The drone attacks outsourced to Blackwater are the source of the highest numbers of civilian casualties. Scahill told Maddow that one of his sources is a “very well-placed military intelligence source [who] is offended at the idea that you have these operations happening outside of the military chain of command and with no oversight from the Congress.”
“Blackwater has been operating under the cover of a training program,” Scahill explained. “Blackwater is training the Pakistani Frontier Corps, which is a federal paramilitary force that is hunting down high-value targets in the frontier province. A former Blackwater executive told me that the line is being crossed — that Blackwater guys are actually going out on these raids.”
Scahill also revealed a few interesting tidbits about Eric Prince’s decision to out himself as a CIA asset, saying, “I see this sort of as Eric Prince taking out an insurance policy for himself. … Eric Prince is in the cross-hairs now of the Congress, the federal investigators, and others … and it’s a way of trying to insulate himself from future attacks.”
This video is from MSNBC’s The Rachel Maddow Show, broadcast Dec. 3, 2009.
New Zealand opens gun buyback after mosque killings
New Zealand opened a gun buyback scheme Thursday aimed at ridding the country of semi-automatic weapons similar to those used in the Christchurch mosque attacks that killed 51 Muslim worshippers.
Prime Minister Jacinda Ardern vowed in the hours after the March 15 killings that New Zealand's gun laws would be tightened and her government has expedited the change in just three months.
"The buyback and amnesty has one objective -- to remove the most dangerous weapons from circulation following the loss of life at Al Noor and Linwood mosques," Police Minister Stuart Nash said.

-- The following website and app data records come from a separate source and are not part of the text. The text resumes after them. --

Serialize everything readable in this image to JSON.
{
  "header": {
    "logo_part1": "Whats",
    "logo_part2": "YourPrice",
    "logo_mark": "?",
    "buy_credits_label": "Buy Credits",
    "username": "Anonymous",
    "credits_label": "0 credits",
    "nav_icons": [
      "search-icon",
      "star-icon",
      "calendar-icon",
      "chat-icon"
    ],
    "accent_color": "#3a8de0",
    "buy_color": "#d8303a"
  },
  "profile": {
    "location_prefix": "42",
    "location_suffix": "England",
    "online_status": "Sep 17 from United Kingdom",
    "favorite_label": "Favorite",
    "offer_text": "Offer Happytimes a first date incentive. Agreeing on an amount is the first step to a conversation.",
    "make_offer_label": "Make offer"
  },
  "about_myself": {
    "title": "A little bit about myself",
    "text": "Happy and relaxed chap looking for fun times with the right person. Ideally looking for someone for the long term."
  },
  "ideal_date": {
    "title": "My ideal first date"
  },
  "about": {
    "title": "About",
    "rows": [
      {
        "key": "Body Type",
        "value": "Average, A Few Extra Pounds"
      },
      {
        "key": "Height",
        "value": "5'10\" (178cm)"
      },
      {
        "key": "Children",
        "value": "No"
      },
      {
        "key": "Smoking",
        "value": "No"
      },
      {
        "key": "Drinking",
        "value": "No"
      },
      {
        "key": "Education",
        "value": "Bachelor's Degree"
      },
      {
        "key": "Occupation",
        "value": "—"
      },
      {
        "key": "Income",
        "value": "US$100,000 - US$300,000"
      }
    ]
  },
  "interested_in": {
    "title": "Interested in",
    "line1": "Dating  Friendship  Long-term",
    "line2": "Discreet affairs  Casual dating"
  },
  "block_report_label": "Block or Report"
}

Convicted on all seven counts: US sex cult leader Keith Raniere, attracted the rich and famous
A US jury on Wednesday convicted a "self-help" guru of racketeering, sex trafficking and other crimes for his leadership of a cult-like organization of sex slaves he branded like cattle.
Keith Raniere, 58, coerced a string of women into having sex with him as the charismatic leader of a life-coaching group he founded in New York state.
Nxivm -- pronounced Nexium -- had proved a huge draw since its 2003 launch, attracting a coterie of rich and famous devotees such as the "Smallville" actress Allison Mack, and spreading into cities across the United States.
Pompeo ups pressure on Russia over four MH17 accused
Moscow must ensure that those charged with murder over the downing of Malaysia Airlines flight MH17 face justice, US Secretary of State Mike Pompeo said, after international investigators accused three Russians and a Ukrainian over the disaster.
The trial of the four men with military and intelligence links will start in the Netherlands in March next year, although they are likely to be tried in absentia as neither Russia nor Ukraine extradites their nationals.